I never saw the correlation between hope and fear until recently. For several weeks I found myself feeling deeply discouraged and lacking fervor for life. I love to be happy and like everyone else I try to create circumstances for myself that I imagine will bring the greatest joy. Hindrances to the level of enjoyment I desire in this life are generally not welcome. I’ve been married for 4.5 years and estimate I’ve spent 75% of that time with some kind of physical pain. I somehow came out of a long season of pain and spent one year feeling great, doing the things I love to do. Then I got pregnant. Four months into the pregnancy my pelvis went out and now that my daughter is 7 months old it has yet to be remedied regardless of all the money and time I’ve spent trying to fix it. True to my bodies’ rebellion against me the demands of lifting and carrying a baby often leave my back and shoulders sore as well, and I have found it difficult once again to do many of the things I enjoy. It doesn’t make it easier to get back to my pre-pregnancy weight either.
This is not the only thing happening in my life, but it is the one I will mention. If you have experienced chronic pain then you understand the potential it has to dash at your hopes and dull your joy. Even happy moments feel tainted by your inability to move a certain way, or by the pain that simply won’t relent.
I began asking the “what if” questions. What if getting pregnant again landed me in a wheelchair? What if I can never run with my children? What if I never “get my body back” again? Whether the fears are realistic or not, they have the power to suck the life out of you and truly turn you into a miserable person to yourself and everyone around you. The belief that if I could not right my body I could not enjoy my life was gnawing at every moment of my day and quickly dragging me down. I know all too well where that road leads and that it is not God’s will for me to live in despair.
Through this, and other life circumstances I have been examining where my hope lies. Are my greatest hopes and expectations to have X number of children? To look and feel physically fit? To be successful? To have the “right” kind of home?
Luke 12:15 says “Take care, and be on your guard against all covetousness, for one’s life does not consist in the abundance of his possessions.”
Life does not consist in our possessions, and it also does not consist in our health, fitness level, number of children, size of home, or measure of success. Life does not consist in so many of the things we put our greatest expectation and hope in. When we live striving for something other than Christ and storing up treasure in heaven, our joy has an ever wavering foundation. We put our hope in things that will never satisfy us completely and eternally.
God says “Why do you spend your money for that which is not bread, and your labor for that which does not satisfy? Listen diligently to me, and eat what is good, and delight yourselves in rich food. Incline your ear, and come to me; hear, that your soul may live (Isaiah 55:2-3).”
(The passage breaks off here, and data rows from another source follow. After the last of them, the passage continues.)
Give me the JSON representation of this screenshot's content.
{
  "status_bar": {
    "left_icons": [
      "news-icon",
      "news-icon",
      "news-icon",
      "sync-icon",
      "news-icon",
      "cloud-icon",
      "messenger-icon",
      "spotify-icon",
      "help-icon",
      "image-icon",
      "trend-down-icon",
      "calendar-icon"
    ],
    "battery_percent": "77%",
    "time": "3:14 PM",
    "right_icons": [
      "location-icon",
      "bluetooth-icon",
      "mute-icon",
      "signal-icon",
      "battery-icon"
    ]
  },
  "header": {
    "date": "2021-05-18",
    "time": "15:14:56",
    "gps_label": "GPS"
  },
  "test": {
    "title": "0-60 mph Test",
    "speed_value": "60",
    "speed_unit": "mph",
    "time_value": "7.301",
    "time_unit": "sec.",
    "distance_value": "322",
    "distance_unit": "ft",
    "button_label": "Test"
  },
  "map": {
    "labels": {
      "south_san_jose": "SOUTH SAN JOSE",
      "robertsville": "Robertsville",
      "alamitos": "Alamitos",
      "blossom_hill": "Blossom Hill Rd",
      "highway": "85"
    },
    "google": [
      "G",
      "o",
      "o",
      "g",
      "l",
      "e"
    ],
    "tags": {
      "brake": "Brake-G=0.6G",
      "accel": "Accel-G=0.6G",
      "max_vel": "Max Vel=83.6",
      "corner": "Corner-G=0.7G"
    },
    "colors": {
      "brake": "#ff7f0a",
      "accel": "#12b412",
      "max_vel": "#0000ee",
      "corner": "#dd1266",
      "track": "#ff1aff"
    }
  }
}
Jesus isn’t the means to an end. He isn’t the object by which we can attain a greater good of prosperity and our “best life now.” He isn’t just the “means” by which we go to Heaven rather than Hell. Jesus is the end. He is our greatest good, and all our hope and all our expectation needs to lie primarily in knowing Him and one day standing face to face with Him. We ought to live always for the hope of hearing Him say “Well done, good and faithful servant (Matthew 25:23).”
When I lose sight of Christ and put my mind on the earthly things that so easily entangle me, I begin to lose hope and my endless imaginations of “what if” scenarios trap me in fear. Maybe you can relate to this.
*See Part 2 for ways to gain hope and overcome fear